THE TASK: Extract all lines that hold "Buscar" from the records below.

(RECORDS FOR THE TASK)

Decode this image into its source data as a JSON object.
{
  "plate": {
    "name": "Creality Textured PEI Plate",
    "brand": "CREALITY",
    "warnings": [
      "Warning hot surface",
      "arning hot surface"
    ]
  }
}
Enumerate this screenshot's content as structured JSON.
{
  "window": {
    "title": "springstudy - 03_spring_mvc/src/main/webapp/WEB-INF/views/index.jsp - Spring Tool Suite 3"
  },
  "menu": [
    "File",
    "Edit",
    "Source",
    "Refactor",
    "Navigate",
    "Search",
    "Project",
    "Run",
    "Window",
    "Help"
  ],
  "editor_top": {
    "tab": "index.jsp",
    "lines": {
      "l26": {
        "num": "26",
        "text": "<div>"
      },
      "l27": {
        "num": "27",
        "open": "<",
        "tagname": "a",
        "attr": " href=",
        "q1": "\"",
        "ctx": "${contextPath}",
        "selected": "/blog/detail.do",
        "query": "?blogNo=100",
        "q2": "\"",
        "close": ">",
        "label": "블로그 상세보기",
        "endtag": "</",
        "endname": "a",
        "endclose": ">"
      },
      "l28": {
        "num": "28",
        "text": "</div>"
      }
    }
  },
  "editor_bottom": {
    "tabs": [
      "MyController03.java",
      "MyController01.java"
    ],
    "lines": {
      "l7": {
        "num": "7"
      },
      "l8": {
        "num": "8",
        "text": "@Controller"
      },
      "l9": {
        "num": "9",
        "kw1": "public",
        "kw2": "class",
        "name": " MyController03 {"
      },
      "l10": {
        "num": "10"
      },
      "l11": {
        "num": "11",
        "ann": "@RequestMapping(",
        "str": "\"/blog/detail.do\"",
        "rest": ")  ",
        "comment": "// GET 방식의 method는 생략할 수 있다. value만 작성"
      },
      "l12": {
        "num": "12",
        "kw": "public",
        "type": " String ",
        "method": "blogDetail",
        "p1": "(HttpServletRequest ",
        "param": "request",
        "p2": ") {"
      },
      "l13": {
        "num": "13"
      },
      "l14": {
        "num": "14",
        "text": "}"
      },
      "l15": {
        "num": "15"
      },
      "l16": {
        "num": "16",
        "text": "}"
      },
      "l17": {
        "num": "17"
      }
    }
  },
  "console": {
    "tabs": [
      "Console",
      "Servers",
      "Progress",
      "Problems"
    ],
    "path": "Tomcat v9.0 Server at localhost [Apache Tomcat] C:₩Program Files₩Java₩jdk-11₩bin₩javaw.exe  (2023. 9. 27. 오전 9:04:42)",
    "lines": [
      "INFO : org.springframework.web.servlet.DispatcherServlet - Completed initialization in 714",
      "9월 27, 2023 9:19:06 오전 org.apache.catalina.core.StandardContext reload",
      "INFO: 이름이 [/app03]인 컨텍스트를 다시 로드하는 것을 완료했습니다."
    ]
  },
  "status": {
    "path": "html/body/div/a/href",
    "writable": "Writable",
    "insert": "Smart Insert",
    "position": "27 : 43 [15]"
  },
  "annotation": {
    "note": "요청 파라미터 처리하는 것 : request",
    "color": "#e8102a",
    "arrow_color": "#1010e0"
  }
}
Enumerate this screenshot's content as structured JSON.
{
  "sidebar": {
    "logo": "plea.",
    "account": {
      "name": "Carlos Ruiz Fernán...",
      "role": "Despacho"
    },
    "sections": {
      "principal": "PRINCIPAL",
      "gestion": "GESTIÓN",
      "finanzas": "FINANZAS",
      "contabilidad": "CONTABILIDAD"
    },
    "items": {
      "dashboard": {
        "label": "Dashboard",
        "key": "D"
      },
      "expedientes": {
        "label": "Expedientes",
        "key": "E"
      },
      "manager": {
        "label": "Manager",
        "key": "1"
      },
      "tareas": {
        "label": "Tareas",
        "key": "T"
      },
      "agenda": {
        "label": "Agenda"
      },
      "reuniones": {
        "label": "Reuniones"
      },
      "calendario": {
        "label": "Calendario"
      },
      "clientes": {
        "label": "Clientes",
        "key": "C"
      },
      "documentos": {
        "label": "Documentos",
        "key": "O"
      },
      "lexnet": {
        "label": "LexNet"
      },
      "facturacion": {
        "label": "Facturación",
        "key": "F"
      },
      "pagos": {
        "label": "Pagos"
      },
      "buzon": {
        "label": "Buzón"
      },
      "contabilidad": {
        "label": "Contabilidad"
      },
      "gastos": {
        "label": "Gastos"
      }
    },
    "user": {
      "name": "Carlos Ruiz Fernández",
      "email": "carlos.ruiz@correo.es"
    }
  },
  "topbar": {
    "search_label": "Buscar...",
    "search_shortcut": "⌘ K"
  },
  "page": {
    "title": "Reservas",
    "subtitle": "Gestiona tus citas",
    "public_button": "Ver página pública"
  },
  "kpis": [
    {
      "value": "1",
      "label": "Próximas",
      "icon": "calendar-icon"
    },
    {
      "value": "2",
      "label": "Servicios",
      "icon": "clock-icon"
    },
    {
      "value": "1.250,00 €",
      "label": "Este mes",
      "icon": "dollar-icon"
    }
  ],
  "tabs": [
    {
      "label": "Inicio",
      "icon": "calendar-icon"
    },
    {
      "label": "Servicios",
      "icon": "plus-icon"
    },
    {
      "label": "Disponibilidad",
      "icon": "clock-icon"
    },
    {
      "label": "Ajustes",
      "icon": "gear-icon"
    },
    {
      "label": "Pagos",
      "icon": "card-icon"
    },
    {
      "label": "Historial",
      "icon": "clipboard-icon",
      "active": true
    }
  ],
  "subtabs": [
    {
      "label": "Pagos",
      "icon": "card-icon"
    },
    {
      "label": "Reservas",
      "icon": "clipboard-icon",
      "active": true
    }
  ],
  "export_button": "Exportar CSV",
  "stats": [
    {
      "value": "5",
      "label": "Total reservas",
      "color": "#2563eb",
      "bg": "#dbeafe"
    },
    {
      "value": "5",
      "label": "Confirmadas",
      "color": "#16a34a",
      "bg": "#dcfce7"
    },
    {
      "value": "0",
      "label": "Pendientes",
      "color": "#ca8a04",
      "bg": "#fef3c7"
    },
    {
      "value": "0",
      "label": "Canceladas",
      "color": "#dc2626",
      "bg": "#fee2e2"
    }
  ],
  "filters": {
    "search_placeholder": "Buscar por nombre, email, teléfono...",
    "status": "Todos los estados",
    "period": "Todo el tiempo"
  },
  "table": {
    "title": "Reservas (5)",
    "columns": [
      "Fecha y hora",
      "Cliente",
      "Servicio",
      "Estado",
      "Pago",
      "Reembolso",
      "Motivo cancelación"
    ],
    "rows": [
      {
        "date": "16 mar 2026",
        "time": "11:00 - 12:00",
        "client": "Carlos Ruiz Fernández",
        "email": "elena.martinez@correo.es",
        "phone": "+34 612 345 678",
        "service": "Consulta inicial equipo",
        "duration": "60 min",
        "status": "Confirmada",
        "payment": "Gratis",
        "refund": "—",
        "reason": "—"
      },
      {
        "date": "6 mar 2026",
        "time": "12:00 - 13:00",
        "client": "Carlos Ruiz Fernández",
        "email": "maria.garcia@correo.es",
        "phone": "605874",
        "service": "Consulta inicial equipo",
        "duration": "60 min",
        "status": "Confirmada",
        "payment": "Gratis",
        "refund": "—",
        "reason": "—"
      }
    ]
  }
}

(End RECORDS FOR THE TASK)

SOLUTION FOR THIS EXERCISE:
    "search_label": "Buscar...",
    "search_placeholder": "Buscar por nombre, email, teléfono...",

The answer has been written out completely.